Solid Mystery/ Suspense. This is an interesting tale told mostly from the perspective of a wife whose husband had informed her (before the events of this book) that he had had an affair – and now she’s trying to pick up the pieces of her life. The other perspective we (sporadically) get is mysterious… until it outs itself in a rather shocking twist. Ryder here manages to convey the isolation of her environment well – isolation that this American didn’t realize was possible at all on that particular island across the pond. And she uses this isolation well to both increase the sense of danger and to convey the emotions swirling around her central characters. Truly a solid read within its genre, and very much recommended.
This review of My Husband’s Lover by Jess Ryder was originally written on October 13, 2022.
Chilling Combination Of Police Procedural And Paranormal. Beltz apparently wrote this entire trilogy at once, before releasing each book a month after the previous entry, and here we find the two cops at the center of Book 1 – Twisted – involved in yet another paranormal mystery where the only connective tissue between the books is the cops themselves. Here, rather than the tele-muchness of Twisted, we get a different type of paranormal ability, and yet Beltz still manages to use these abilities in surprising ways to fight a particularly cunning and chilling bad guy. This is one of those books that will absolutely make you rethink some of the things you allow your children to do/ you allow to be done to your children – and yet Beltz does this perfectly within the story he is telling here, without ever being preachy about any real-world topic. Very much recommended.
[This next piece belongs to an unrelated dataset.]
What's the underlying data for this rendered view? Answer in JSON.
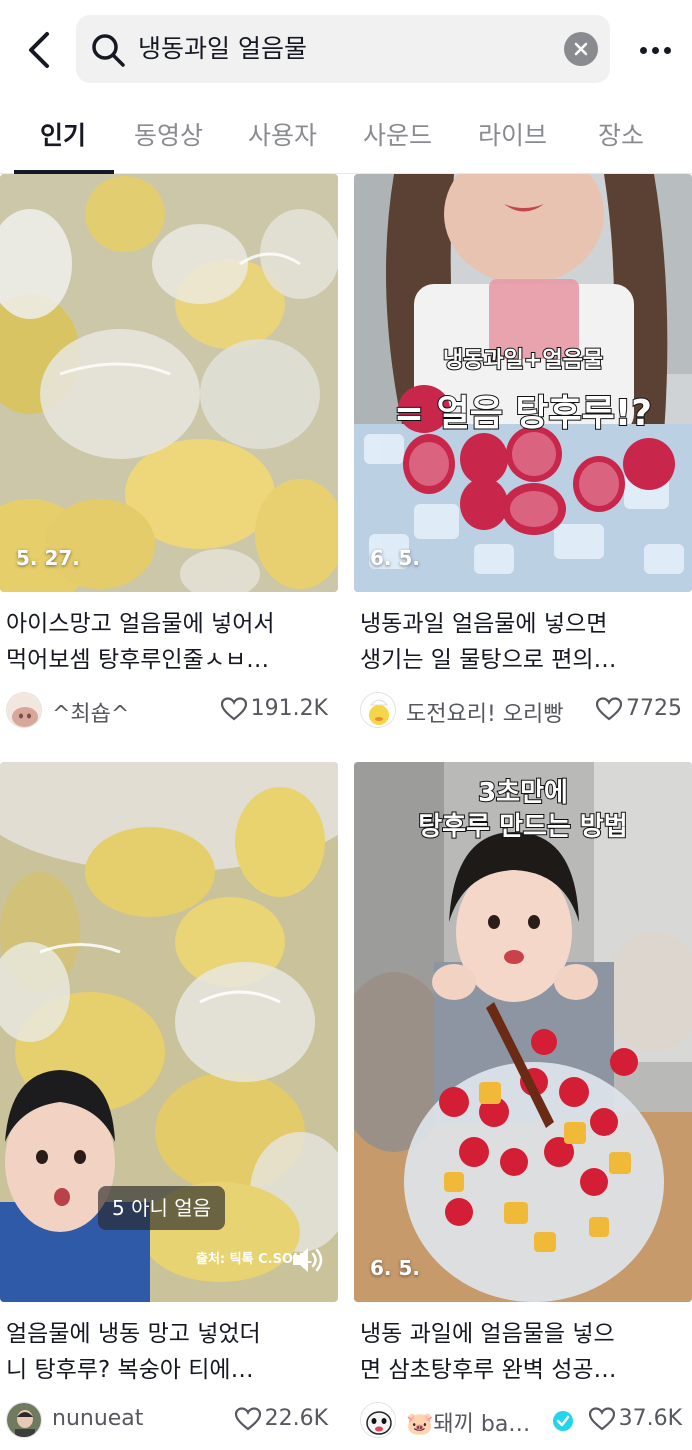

This review of Snatched by James Beltz was originally written on September 29, 2022.
For this blog tour we’re looking at the most intense Casey White series book yet. For this blog tour we’re looking at Taken Before Dawn by B.R. Spangler.
You Probably Won’t Want To Read This Right Before Bed. In this next chilling installment of this series, we get what is quite possibly Spangler’s most chilling villains to date – and the most direct threat to Detective Casey White since I picked up this series around book 4 or so. One sequence in particular, taking up somewhere around a quarter of the book or so, is so truly chilling that the title of this review was warranted – you’re not going to want to try to go to sleep while reading/ soon after reading this particular section. I don’t want to give anything away, so I’ll be a bit oblique and note that there is a popular horror franchise that is actually *less* chilling, though around the same type of idea, as what is going on here. Before and after this section, the book is actually more of a “standard” Casey White series police procedural. We get to see the team doing its thing both professionally and personally, including how later developments in the series (again, being vague to avoid giving anything away) continue to play out. Certainly one of the better books in this series, which is saying quite a bit itself, and arguably the best to date – which is saying *quite* a bit. I know this thing releases almost a full month after I’m writing this review, but BR… Imma need number 8 like, *now*. Very much recommended.
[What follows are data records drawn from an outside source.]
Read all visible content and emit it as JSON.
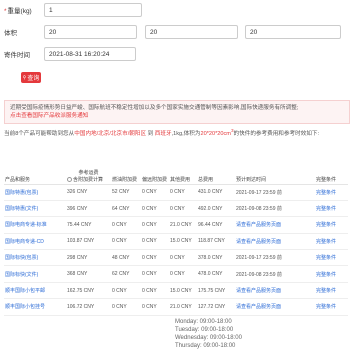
{
  "form": {
    "weight": {
      "label": "重量(kg)",
      "required_mark": "*",
      "value": "1"
    },
    "volume": {
      "label": "体积",
      "values": [
        "20",
        "20",
        "20"
      ]
    },
    "send_time": {
      "label": "寄件时间",
      "value": "2021-08-31 16:20:24"
    },
    "query_button": "查询"
  },
  "notice": {
    "text": "近期受国际疫情形势日益严峻、国际航班不稳定性增加以及多个国家实施交通管制等因素影响,国际快递服务有所调整;",
    "link": "点击查看国际产品收派服务通知"
  },
  "description": {
    "prefix": "当前8个产品可能帮助到您从",
    "route": "中国内地/北京/北京市/朝阳区",
    "middle1": " 到 ",
    "dest": "西班牙",
    "middle2": ",1kg,体积为",
    "dims": "20*20*20cm",
    "sup": "3",
    "suffix": "的快件的参考费用和参考时效如下:"
  },
  "table": {
    "headers": {
      "product": "产品和服务",
      "ref_fee": "参考运费",
      "ref_fee_sub": "含附加费计算",
      "surcharge": "燃油附加费",
      "fuel_fee": "偏远附加费",
      "other_fee": "其他费用",
      "total": "总费用",
      "eta": "预计到达时间",
      "details": "完整条件"
    },
    "rows": [
      {
        "product": "国际特惠(包票)",
        "ref_fee": "326 CNY",
        "surcharge": "52 CNY",
        "fuel_fee": "0 CNY",
        "other_fee": "0 CNY",
        "total": "431.0 CNY",
        "eta": "2021-09-17 23:59 前",
        "details": "完整条件"
      },
      {
        "product": "国际特惠(文件)",
        "ref_fee": "396 CNY",
        "surcharge": "64 CNY",
        "fuel_fee": "0 CNY",
        "other_fee": "0 CNY",
        "total": "492.0 CNY",
        "eta": "2021-09-08 23:59 前",
        "details": "完整条件"
      },
      {
        "product": "国际电商专递-标准",
        "ref_fee": "75.44 CNY",
        "surcharge": "0 CNY",
        "fuel_fee": "0 CNY",
        "other_fee": "21.0 CNY",
        "total": "96.44 CNY",
        "eta": "请查看产品服务页面",
        "details": "完整条件"
      },
      {
        "product": "国际电商专递-CD",
        "ref_fee": "103.87 CNY",
        "surcharge": "0 CNY",
        "fuel_fee": "0 CNY",
        "other_fee": "15.0 CNY",
        "total": "118.87 CNY",
        "eta": "请查看产品服务页面",
        "details": "完整条件"
      },
      {
        "product": "国际标快(包票)",
        "ref_fee": "298 CNY",
        "surcharge": "48 CNY",
        "fuel_fee": "0 CNY",
        "other_fee": "0 CNY",
        "total": "378.0 CNY",
        "eta": "2021-09-17 23:59 前",
        "details": "完整条件"
      },
      {
        "product": "国际标快(文件)",
        "ref_fee": "368 CNY",
        "surcharge": "62 CNY",
        "fuel_fee": "0 CNY",
        "other_fee": "0 CNY",
        "total": "478.0 CNY",
        "eta": "2021-09-08 23:59 前",
        "details": "完整条件"
      },
      {
        "product": "顺丰国际小包平邮",
        "ref_fee": "162.75 CNY",
        "surcharge": "0 CNY",
        "fuel_fee": "0 CNY",
        "other_fee": "15.0 CNY",
        "total": "175.75 CNY",
        "eta": "请查看产品服务页面",
        "details": "完整条件"
      },
      {
        "product": "顺丰国际小包挂号",
        "ref_fee": "106.72 CNY",
        "surcharge": "0 CNY",
        "fuel_fee": "0 CNY",
        "other_fee": "21.0 CNY",
        "total": "127.72 CNY",
        "eta": "请查看产品服务页面",
        "details": "完整条件"
      }
    ]
  },
  "hours": [
    "Monday: 09:00-18:00",
    "Tuesday: 09:00-18:00",
    "Wednesday: 09:00-18:00",
    "Thursday: 09:00-18:00"
  ],
  "colors": {
    "accent": "#e4393c",
    "link": "#2a6ad6"
  }
}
After the jump, the “publisher details” – book description, author bio, and social media and buy links.
Continue reading “#BlogTour: Taken Before Dawn by B.R. Spangler”